Talbot is a very rare breed of artist. There are few figurative sculptors in the world and only a handful that can come close to Talbot’s artistry with bronze. His creations are known for their beauty and elegance with exceptional attention to detail. Talbot was born in Staffordshire in the north of England in1959. After completing a BA honours degree in Sculpture, he gained a scholarship to the Royal Academy of Arts in London for post graduate study in 1980, winning the coveted Landseer prize in 1983. He studied further at The Sir Henry Doulton Sculpture School under Colin Melbourne ARCA and Dame Elizabeth Frink RA who became a good friend and mentor to the then young aspiring artist.
Talbot’s work is sold throughout the world to a rapidly growing number of collectors but mostly to ordinary people who just appreciate his artwork. Calken Gallery, situated in the heart of Kensington Church Street, is a regular haunt for lovers and collectors of contemporary art, and is this year showcasing Talbot’s works, alongside the Dutch painter Edo Kaiij, in their Christmas exhibition. Due to the compatibility of these two skilled artists, this will be the third occasion that Calken have paired Talbot with Kaiij. “Both artists manage to capture the very essence of femininity in their individual and distinctive styles and their artworks beautifully complement each other” says gallery director Naomi Hickling.
One of Talbot’s exciting new projects is taking him away from his typical lean toward the feminine, in the form of The Royal Ballet’s Principal dancer, Edward Watson.

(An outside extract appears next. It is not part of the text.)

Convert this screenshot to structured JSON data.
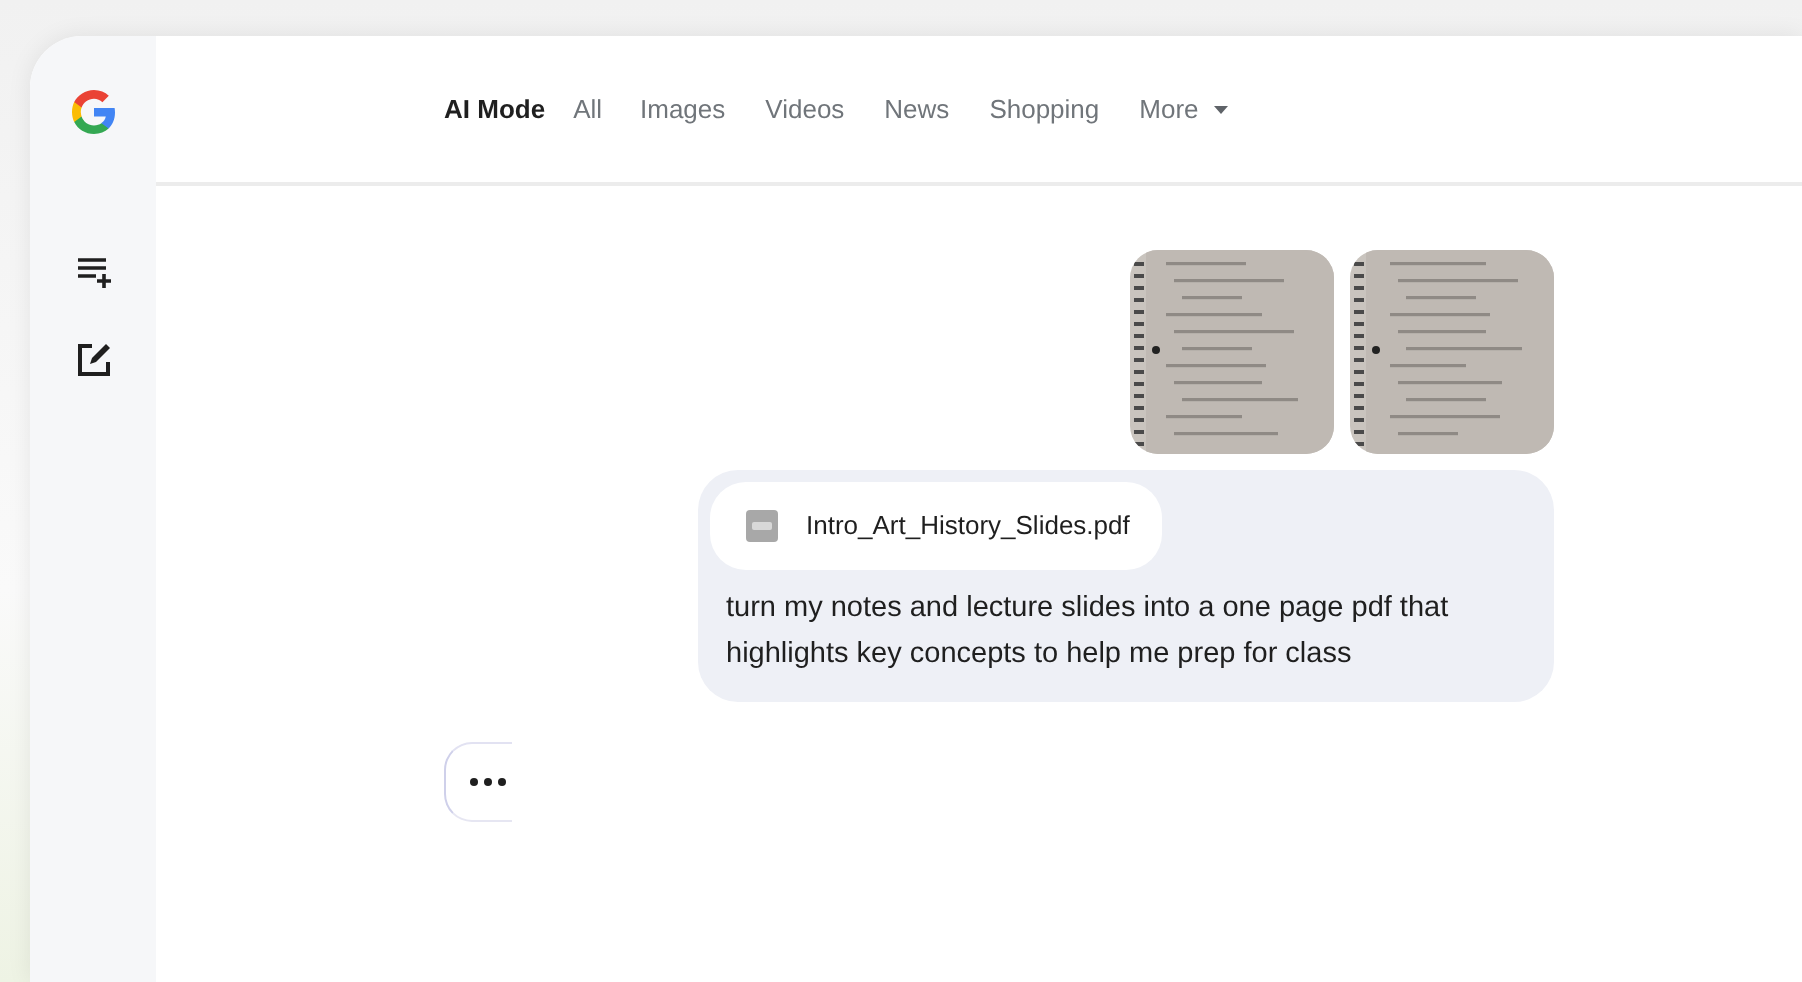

This initial project with Watson leads the way in an exciting new collaboration with The Royal Ballet.
Alongside this, Talbot is still busy at work continuing his ‘Faces that have shaped modern London’ collection, where leading figures from the prominent fields of politics, hospitality, entertainment and fashion have been captured in bronze by Talbot’s hand; Kate Moss being his most recent and notable muse. This recognition and snapshot of people in time, in the untypical medium of bronze, is a first of its kind, documenting this exciting, diverse and ever-changing London scene and will serve as a reminder to the international audience of London’s influential achievement.

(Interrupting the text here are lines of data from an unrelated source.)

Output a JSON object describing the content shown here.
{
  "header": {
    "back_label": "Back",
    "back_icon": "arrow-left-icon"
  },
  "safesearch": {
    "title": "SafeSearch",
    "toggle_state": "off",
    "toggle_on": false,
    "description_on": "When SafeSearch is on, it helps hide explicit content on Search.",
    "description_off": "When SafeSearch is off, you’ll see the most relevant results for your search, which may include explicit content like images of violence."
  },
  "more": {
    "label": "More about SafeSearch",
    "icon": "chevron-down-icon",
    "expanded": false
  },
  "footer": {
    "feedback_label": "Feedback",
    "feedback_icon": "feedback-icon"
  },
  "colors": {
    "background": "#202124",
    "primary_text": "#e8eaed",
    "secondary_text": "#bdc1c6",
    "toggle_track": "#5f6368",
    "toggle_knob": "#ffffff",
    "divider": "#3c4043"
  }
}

Perhaps not surprisingly we hear that Talbot is to create a body of work consisting of several (yet to be defined) sculptures of Kate Moss. He is being tight lipped about exactly what it is he’s working on but would say, “I feel privileged to be working with Kate and she’s inspired me to create something a bit different and I think very special”. Calken have promised to announce exactly what he’s working on in early spring of next year.